The larger world is filled with people, processes and systems that we influence and that influence us. This includes our family, friends, schoolmates and coworkers as well as our loop of past and present opportunities and experiences. Often, we have little control over these aspects of our lives. Personal and social supports (or lack of supports) impact our opportunities and shape our choices. Our choices, in turn, shape our experiences and influence our opportunities.
Access to basic elements—education, skills, income, and support from family and friends—can help us achieve much of what we wish for in life. Without these elements, we struggle to achieve our goals. Remarkably, many of us live without adequate access to the essentials of life. We struggle with respect to housing, food, access to community services, and other things we need to feel free and have a place in the world.
We are all connected. Our choices shape the choices and experiences of others just as their choices shape us. Just by "being," living our daily lives, we affect one another. We need to be able to make choices that work for us, demonstrate care for one another, and live together.
As John Donne said, "No man is an island entire of itself; every man is a piece of the continent, a part of the main...any man's death diminishes me, because I am involved in mankind."

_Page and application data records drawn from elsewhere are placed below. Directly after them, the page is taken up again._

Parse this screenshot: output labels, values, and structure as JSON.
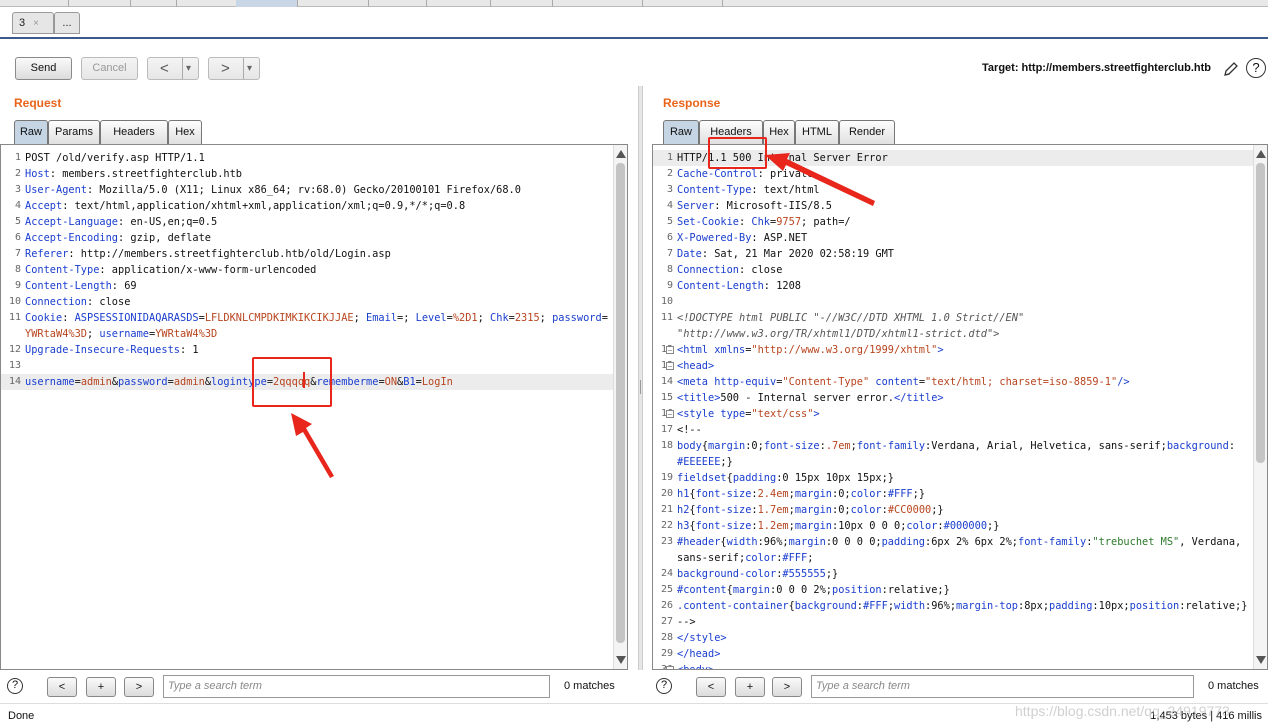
{
  "top_tabs": {
    "repeater_tab": "3",
    "close_glyph": "×",
    "new_tab": "..."
  },
  "toolbar": {
    "send": "Send",
    "cancel": "Cancel",
    "back": "<",
    "forward": ">",
    "dropdown": "▾",
    "target": "Target: http://members.streetfighterclub.htb",
    "help": "?"
  },
  "request": {
    "title": "Request",
    "tabs": [
      "Raw",
      "Params",
      "Headers",
      "Hex"
    ],
    "lines": [
      {
        "n": "1",
        "html": "POST /old/verify.asp HTTP/1.1"
      },
      {
        "n": "2",
        "html": "<span class='k'>Host</span>: members.streetfighterclub.htb"
      },
      {
        "n": "3",
        "html": "<span class='k'>User-Agent</span>: Mozilla/5.0 (X11; Linux x86_64; rv:68.0) Gecko/20100101 Firefox/68.0"
      },
      {
        "n": "4",
        "html": "<span class='k'>Accept</span>: text/html,application/xhtml+xml,application/xml;q=0.9,*/*;q=0.8"
      },
      {
        "n": "5",
        "html": "<span class='k'>Accept-Language</span>: en-US,en;q=0.5"
      },
      {
        "n": "6",
        "html": "<span class='k'>Accept-Encoding</span>: gzip, deflate"
      },
      {
        "n": "7",
        "html": "<span class='k'>Referer</span>: http://members.streetfighterclub.htb/old/Login.asp"
      },
      {
        "n": "8",
        "html": "<span class='k'>Content-Type</span>: application/x-www-form-urlencoded"
      },
      {
        "n": "9",
        "html": "<span class='k'>Content-Length</span>: 69"
      },
      {
        "n": "10",
        "html": "<span class='k'>Connection</span>: close"
      },
      {
        "n": "11",
        "html": "<span class='k'>Cookie</span>: <span class='k'>ASPSESSIONIDAQARASDS</span>=<span class='v'>LFLDKNLCMPDKIMKIKCIKJJAE</span>; <span class='k'>Email</span>=; <span class='k'>Level</span>=<span class='v'>%2D1</span>; <span class='k'>Chk</span>=<span class='v'>2315</span>; <span class='k'>password</span>="
      },
      {
        "n": "",
        "html": "<span class='v'>YWRtaW4%3D</span>; <span class='k'>username</span>=<span class='v'>YWRtaW4%3D</span>"
      },
      {
        "n": "12",
        "html": "<span class='k'>Upgrade-Insecure-Requests</span>: 1"
      },
      {
        "n": "13",
        "html": ""
      },
      {
        "n": "14",
        "html": "<span class='k'>username</span>=<span class='v'>admin</span>&amp;<span class='k'>password</span>=<span class='v'>admin</span>&amp;<span class='k'>logintype</span>=<span class='v'>2qqqqq</span>&amp;<span class='k'>rememberme</span>=<span class='v'>ON</span>&amp;<span class='k'>B1</span>=<span class='v'>LogIn</span>",
        "hl": true
      }
    ],
    "search_placeholder": "Type a search term",
    "matches": "0 matches"
  },
  "response": {
    "title": "Response",
    "tabs": [
      "Raw",
      "Headers",
      "Hex",
      "HTML",
      "Render"
    ],
    "lines": [
      {
        "n": "1",
        "html": "HTTP/1.1 500 Internal Server Error",
        "hl": true
      },
      {
        "n": "2",
        "html": "<span class='k'>Cache-Control</span>: private"
      },
      {
        "n": "3",
        "html": "<span class='k'>Content-Type</span>: text/html"
      },
      {
        "n": "4",
        "html": "<span class='k'>Server</span>: Microsoft-IIS/8.5"
      },
      {
        "n": "5",
        "html": "<span class='k'>Set-Cookie</span>: <span class='k'>Chk</span>=<span class='v'>9757</span>; path=/"
      },
      {
        "n": "6",
        "html": "<span class='k'>X-Powered-By</span>: ASP.NET"
      },
      {
        "n": "7",
        "html": "<span class='k'>Date</span>: Sat, 21 Mar 2020 02:58:19 GMT"
      },
      {
        "n": "8",
        "html": "<span class='k'>Connection</span>: close"
      },
      {
        "n": "9",
        "html": "<span class='k'>Content-Length</span>: 1208"
      },
      {
        "n": "10",
        "html": ""
      },
      {
        "n": "11",
        "html": "<span class='cm'>&lt;!DOCTYPE html PUBLIC \"-//W3C//DTD XHTML 1.0 Strict//EN\"</span>"
      },
      {
        "n": "",
        "html": "<span class='cm'>\"http://www.w3.org/TR/xhtml1/DTD/xhtml1-strict.dtd\"&gt;</span>"
      },
      {
        "n": "12",
        "fold": true,
        "html": "<span class='tg'>&lt;html</span> <span class='k'>xmlns</span>=<span class='v'>\"http://www.w3.org/1999/xhtml\"</span><span class='tg'>&gt;</span>"
      },
      {
        "n": "13",
        "fold": true,
        "html": "<span class='tg'>&lt;head&gt;</span>"
      },
      {
        "n": "14",
        "html": "<span class='tg'>&lt;meta</span> <span class='k'>http-equiv</span>=<span class='v'>\"Content-Type\"</span> <span class='k'>content</span>=<span class='v'>\"text/html; charset=iso-8859-1\"</span><span class='tg'>/&gt;</span>"
      },
      {
        "n": "15",
        "html": "<span class='tg'>&lt;title&gt;</span>500 - Internal server error.<span class='tg'>&lt;/title&gt;</span>"
      },
      {
        "n": "16",
        "fold": true,
        "html": "<span class='tg'>&lt;style</span> <span class='k'>type</span>=<span class='v'>\"text/css\"</span><span class='tg'>&gt;</span>"
      },
      {
        "n": "17",
        "html": "&lt;!--"
      },
      {
        "n": "18",
        "html": "<span class='k'>body</span>{<span class='k'>margin</span>:0;<span class='k'>font-size</span>:<span class='v'>.7em</span>;<span class='k'>font-family</span>:Verdana, Arial, Helvetica, sans-serif;<span class='k'>background</span>:"
      },
      {
        "n": "",
        "html": "<span class='k'>#EEEEEE</span>;}"
      },
      {
        "n": "19",
        "html": "<span class='k'>fieldset</span>{<span class='k'>padding</span>:0 15px 10px 15px;}"
      },
      {
        "n": "20",
        "html": "<span class='k'>h1</span>{<span class='k'>font-size</span>:<span class='v'>2.4em</span>;<span class='k'>margin</span>:0;<span class='k'>color</span>:<span class='k'>#FFF</span>;}"
      },
      {
        "n": "21",
        "html": "<span class='k'>h2</span>{<span class='k'>font-size</span>:<span class='v'>1.7em</span>;<span class='k'>margin</span>:0;<span class='k'>color</span>:<span class='v'>#CC0000</span>;}"
      },
      {
        "n": "22",
        "html": "<span class='k'>h3</span>{<span class='k'>font-size</span>:<span class='v'>1.2em</span>;<span class='k'>margin</span>:10px 0 0 0;<span class='k'>color</span>:<span class='k'>#000000</span>;}"
      },
      {
        "n": "23",
        "html": "<span class='k'>#header</span>{<span class='k'>width</span>:96%;<span class='k'>margin</span>:0 0 0 0;<span class='k'>padding</span>:6px 2% 6px 2%;<span class='k'>font-family</span>:<span class='c'>\"trebuchet MS\"</span>, Verdana,"
      },
      {
        "n": "",
        "html": "sans-serif;<span class='k'>color</span>:<span class='k'>#FFF</span>;"
      },
      {
        "n": "24",
        "html": "<span class='k'>background-color</span>:<span class='k'>#555555</span>;}"
      },
      {
        "n": "25",
        "html": "<span class='k'>#content</span>{<span class='k'>margin</span>:0 0 0 2%;<span class='k'>position</span>:relative;}"
      },
      {
        "n": "26",
        "html": "<span class='k'>.content-container</span>{<span class='k'>background</span>:<span class='k'>#FFF</span>;<span class='k'>width</span>:96%;<span class='k'>margin-top</span>:8px;<span class='k'>padding</span>:10px;<span class='k'>position</span>:relative;}"
      },
      {
        "n": "27",
        "html": "--&gt;"
      },
      {
        "n": "28",
        "html": "<span class='tg'>&lt;/style&gt;</span>"
      },
      {
        "n": "29",
        "html": "<span class='tg'>&lt;/head&gt;</span>"
      },
      {
        "n": "30",
        "fold": true,
        "html": "<span class='tg'>&lt;body&gt;</span>"
      }
    ],
    "search_placeholder": "Type a search term",
    "matches": "0 matches"
  },
  "search_nav": {
    "prev": "<",
    "add": "+",
    "next": ">"
  },
  "status": {
    "left": "Done",
    "right": "1,453 bytes | 416 millis"
  },
  "watermark": "https://blog.csdn.net/qq_24919773",
  "colors": {
    "accent": "#e8641a",
    "annotation_red": "#e8261c",
    "keyword": "#1a3ecf",
    "value": "#b8441e"
  }
}
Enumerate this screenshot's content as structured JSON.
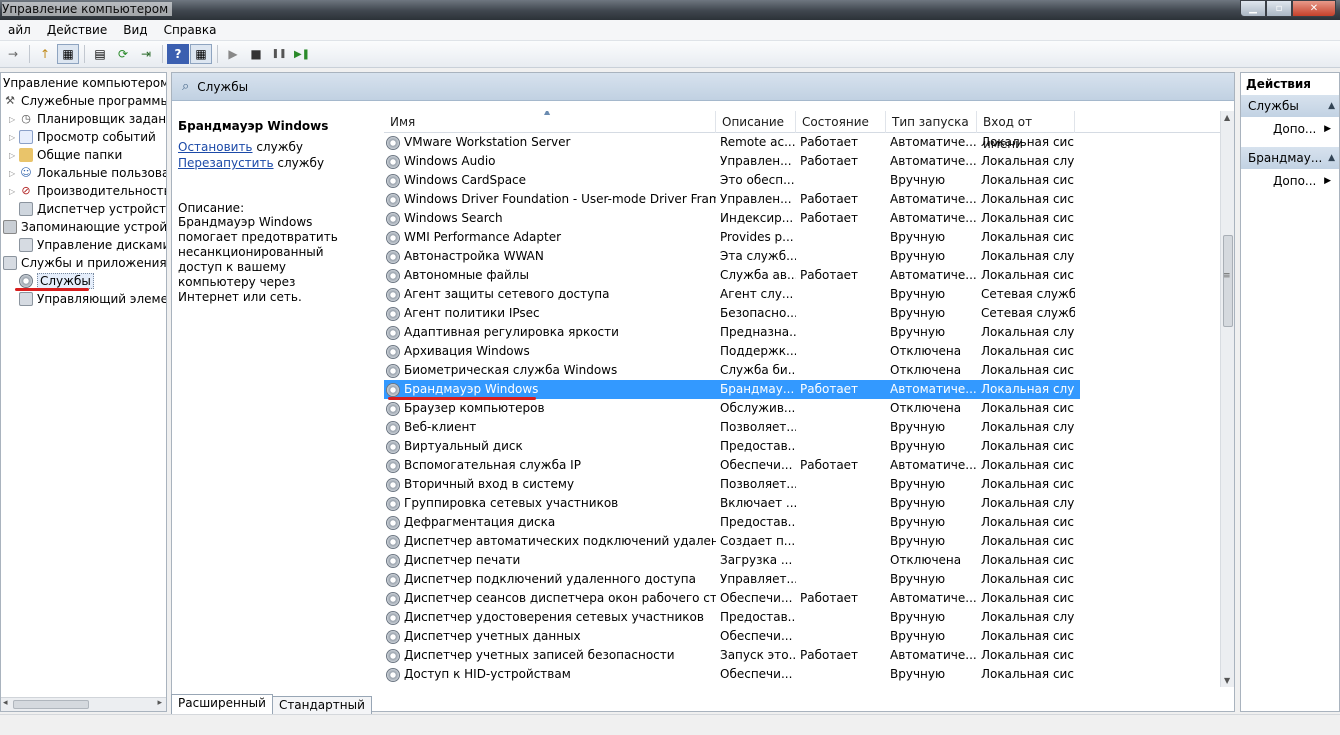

We all want to feel good, in our minds and bodies and in our relationships with others and the world. Taking responsibility for ourselves is often not easy. Sometimes the stories we tell ourselves about who we are, what we can do or cannot do, and how others see us can get in our way. Reflecting on and reframing our stories on a regular basis can help us feel better inside and be better citizens of the world. Each of us can grow, change, and support wellbeing, affecting individuals, families, and communities.
What can we do to feel good and keep our stories from getting too heavy or hopeless? How can we help others monitor their inner dialogues for messages that are negative or unhelpful? How can we contribute to health and well-being for all?
Choose activities where belonging and connectedness are key:
Join a walking group, a reading club, or a music or theatre troupe
Get to know your neighbours by hosting a block party or starting a local project
Volunteer at your local school or favourite service agency
Believe in yourself, your instincts and right to ask questions (be respectful in your delivery):
Learn how to keep yourself healthy (physically, mentally, emotionally, spiritually), and encourage children and others to learn what works best for them too
Be open and curious about new things, observe and listen to others, ask meaningful questions
Engage in real dialogue (conversations where we question our own assumptions and ideas and help others reflect on theirs)
Don't be afraid to ask questions when people in positions of authority or power give you information
Take 'health for all' to heart, and beyond:
Involve children in the process of setting rules for the family or classroom
Work with others to solve an issue by drawing on local knowledge, resources, and capacities
Stand up for those who are marginalized by encouraging others to examine any negative attitudes they express towards them
Start a learning group at your local library or community center—the topic could be a social justice issue such as poverty in your community, or a topic you wish to learn more about such as waste management or the federal government's role in developing healthy citizens!
About the author
The Canadian Institute for Substance Use Research, formerly CARBC, is a member of the BC Partners for Mental Health and Addictions Information. The institute is dedicated to the study of substance use in support of community-wide efforts aimed at providing all people with access to healthier lives, whether using substances or not. For more, visit www.cisur.ca.